One possibility that has been presented by scientists is that the fecal matter of coronavirus patients may hold the live virus. New research out of China suggests that’s the case, and warns that potential fecal-oral and fecal-respiratory transmission should be studied further.
For the study, the researchers collected fecal samples from a 78-year-old patient that was confirmed to have coronavirus. What they found was that the virus was alive and well in the poop, and the viral load of the feces was actually higher than in respiratory samples taken weeks after the initial COVID-19 diagnosis.
Unfortunately, the patient later died. Fecal samples taken later showed traces of the virus in fragments, but no active virus that would be considered contagious. Nevertheless, the presence and amount of the virus found in the feces samples taken while the patient was still being treated suggest that it’s possible to spread the coronavirus via poop.
The authors of the paper warn against what they call “aerosolized feces,” which means poop particles so tiny that they can travel through the air and potentially enter the mouths or respiratory tract of healthy individuals. It might be hard to imagine a scenario in which this would happen, but it’s actually more common than you’d think.
When a person takes a number two in a toilet, some of the fecal matter comes loose and spreads in the water. When the toilet is flushed, the splashing water can easily send tiny droplets containing these particles into the air. When a different person visits that same restroom shortly thereafter, they may be at risk for inhaling those floating particles of having them land on their lips or in their mouth.

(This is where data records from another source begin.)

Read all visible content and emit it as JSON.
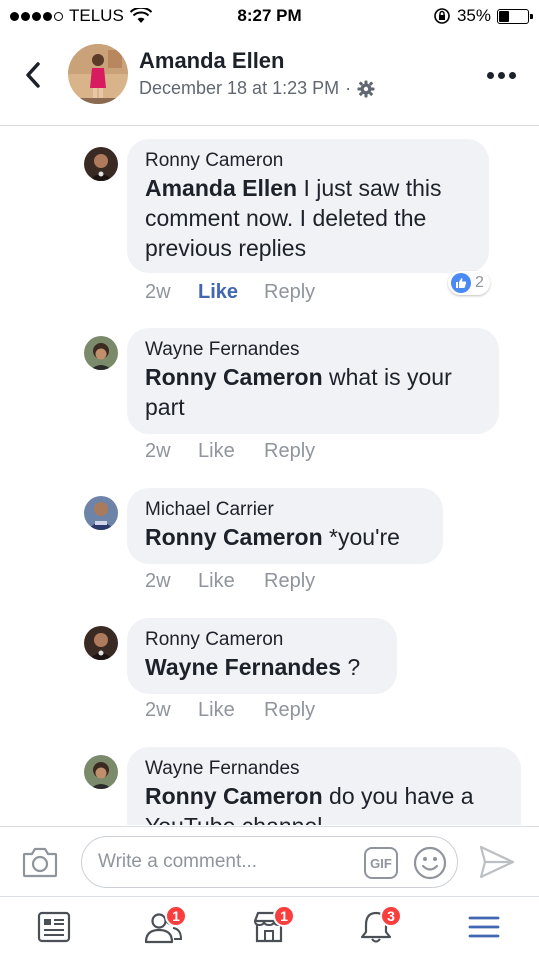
{
  "status_bar": {
    "carrier": "TELUS",
    "time": "8:27 PM",
    "battery_percent": "35%",
    "battery_level": 0.35,
    "icons": [
      "signal-dots-icon",
      "wifi-icon",
      "rotation-lock-icon",
      "battery-icon"
    ]
  },
  "header": {
    "name": "Amanda Ellen",
    "date": "December 18 at 1:23 PM",
    "separator": "·",
    "icons": [
      "back-chevron-icon",
      "gear-icon",
      "more-dots-icon"
    ]
  },
  "comments": [
    {
      "author": "Ronny Cameron",
      "mention": "Amanda Ellen",
      "text": " I just saw this comment now. I deleted the previous replies",
      "time": "2w",
      "like_label": "Like",
      "reply_label": "Reply",
      "liked": true,
      "reaction_count": "2"
    },
    {
      "author": "Wayne Fernandes",
      "mention": "Ronny Cameron",
      "text": " what is your part",
      "time": "2w",
      "like_label": "Like",
      "reply_label": "Reply"
    },
    {
      "author": "Michael Carrier",
      "mention": "Ronny Cameron",
      "text": " *you're",
      "time": "2w",
      "like_label": "Like",
      "reply_label": "Reply"
    },
    {
      "author": "Ronny Cameron",
      "mention": "Wayne Fernandes",
      "text": " ?",
      "time": "2w",
      "like_label": "Like",
      "reply_label": "Reply"
    },
    {
      "author": "Wayne Fernandes",
      "mention": "Ronny Cameron",
      "text": " do you have a YouTube channel"
    }
  ],
  "composer": {
    "placeholder": "Write a comment...",
    "gif_label": "GIF",
    "icons": [
      "camera-icon",
      "gif-icon",
      "emoji-icon",
      "send-icon"
    ]
  },
  "tab_bar": {
    "tabs": [
      {
        "name": "news-feed",
        "badge": ""
      },
      {
        "name": "friend-requests",
        "badge": "1"
      },
      {
        "name": "marketplace",
        "badge": "1"
      },
      {
        "name": "notifications",
        "badge": "3"
      },
      {
        "name": "menu",
        "badge": ""
      }
    ]
  },
  "colors": {
    "accent": "#4267b2",
    "bubble": "#f1f2f6",
    "badge": "#fa3e3e",
    "muted": "#90949c"
  }
}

Even worse, sewage treatment systems can potentially create aerosolized feces if they’re not working properly. The researchers mention the case of a damaged sewage line in Hong Kong that spread the first SARS virus to over 300 people in a residential building.
There are no confirmed cases of widespread COVID-19 transmission via feces, but the fact that it has the potential to happen means that additional research is certainly warranted.